Please say how many lines in the material include the string "Arbeitsregeln", and nothing else.
[Opening GIVEN INFORMATION section]
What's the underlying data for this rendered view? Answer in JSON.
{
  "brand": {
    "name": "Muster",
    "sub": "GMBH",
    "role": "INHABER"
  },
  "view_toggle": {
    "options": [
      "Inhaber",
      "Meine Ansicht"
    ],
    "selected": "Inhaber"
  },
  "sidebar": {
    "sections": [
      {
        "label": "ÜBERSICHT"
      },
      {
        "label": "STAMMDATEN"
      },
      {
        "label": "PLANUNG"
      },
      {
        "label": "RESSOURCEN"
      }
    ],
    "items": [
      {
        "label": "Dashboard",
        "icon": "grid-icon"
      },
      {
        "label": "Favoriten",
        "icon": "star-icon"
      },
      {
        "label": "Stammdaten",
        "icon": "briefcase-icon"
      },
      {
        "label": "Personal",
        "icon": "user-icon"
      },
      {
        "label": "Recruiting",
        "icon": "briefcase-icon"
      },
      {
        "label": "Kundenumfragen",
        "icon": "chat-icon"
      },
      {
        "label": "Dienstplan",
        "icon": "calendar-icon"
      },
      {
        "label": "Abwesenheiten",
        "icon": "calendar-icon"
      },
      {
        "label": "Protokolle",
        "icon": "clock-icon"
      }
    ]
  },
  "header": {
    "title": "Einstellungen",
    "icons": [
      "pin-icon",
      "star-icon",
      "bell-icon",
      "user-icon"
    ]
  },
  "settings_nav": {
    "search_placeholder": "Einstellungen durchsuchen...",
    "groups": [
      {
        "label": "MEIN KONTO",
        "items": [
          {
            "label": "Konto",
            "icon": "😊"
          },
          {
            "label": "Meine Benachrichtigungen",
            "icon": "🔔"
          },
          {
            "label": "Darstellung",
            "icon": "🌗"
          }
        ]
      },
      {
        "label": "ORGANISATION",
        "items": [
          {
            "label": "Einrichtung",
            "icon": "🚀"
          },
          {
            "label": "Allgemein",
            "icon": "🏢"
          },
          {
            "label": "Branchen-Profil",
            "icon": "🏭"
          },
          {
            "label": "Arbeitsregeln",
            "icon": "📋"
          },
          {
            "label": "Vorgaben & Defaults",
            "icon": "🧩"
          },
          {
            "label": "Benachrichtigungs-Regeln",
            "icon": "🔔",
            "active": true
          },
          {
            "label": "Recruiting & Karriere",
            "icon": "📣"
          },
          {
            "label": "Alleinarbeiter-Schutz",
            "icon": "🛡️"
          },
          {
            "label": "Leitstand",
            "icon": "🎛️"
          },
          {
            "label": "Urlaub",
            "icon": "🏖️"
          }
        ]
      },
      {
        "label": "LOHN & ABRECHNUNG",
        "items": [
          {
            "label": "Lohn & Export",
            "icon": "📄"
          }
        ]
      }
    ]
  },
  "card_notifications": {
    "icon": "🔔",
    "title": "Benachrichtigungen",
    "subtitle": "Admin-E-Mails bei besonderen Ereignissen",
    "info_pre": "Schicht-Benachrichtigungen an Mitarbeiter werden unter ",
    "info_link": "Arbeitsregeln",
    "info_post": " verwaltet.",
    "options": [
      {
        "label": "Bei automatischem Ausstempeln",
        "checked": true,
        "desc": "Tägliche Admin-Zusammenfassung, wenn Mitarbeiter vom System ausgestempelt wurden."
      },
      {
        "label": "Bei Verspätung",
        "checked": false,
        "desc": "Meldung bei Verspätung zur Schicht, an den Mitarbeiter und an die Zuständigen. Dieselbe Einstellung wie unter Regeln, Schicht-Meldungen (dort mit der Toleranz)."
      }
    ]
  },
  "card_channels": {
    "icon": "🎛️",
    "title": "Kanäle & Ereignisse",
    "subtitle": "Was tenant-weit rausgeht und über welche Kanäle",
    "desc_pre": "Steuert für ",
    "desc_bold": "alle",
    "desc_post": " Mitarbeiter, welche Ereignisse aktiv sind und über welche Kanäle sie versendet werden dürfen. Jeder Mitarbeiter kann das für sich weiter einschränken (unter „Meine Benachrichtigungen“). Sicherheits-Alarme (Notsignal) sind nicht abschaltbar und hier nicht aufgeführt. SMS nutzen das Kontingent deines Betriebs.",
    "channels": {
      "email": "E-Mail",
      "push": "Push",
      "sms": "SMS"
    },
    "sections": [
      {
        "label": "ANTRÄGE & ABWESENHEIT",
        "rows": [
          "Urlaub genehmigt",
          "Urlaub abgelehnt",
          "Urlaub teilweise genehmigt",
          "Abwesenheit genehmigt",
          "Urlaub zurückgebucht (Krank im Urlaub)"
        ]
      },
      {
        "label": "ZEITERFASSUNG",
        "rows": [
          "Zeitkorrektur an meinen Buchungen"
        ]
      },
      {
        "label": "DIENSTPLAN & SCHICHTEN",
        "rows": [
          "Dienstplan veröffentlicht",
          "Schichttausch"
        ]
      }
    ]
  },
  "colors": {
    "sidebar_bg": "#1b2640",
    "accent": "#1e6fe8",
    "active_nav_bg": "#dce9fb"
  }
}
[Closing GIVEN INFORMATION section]
» **RESULT**
2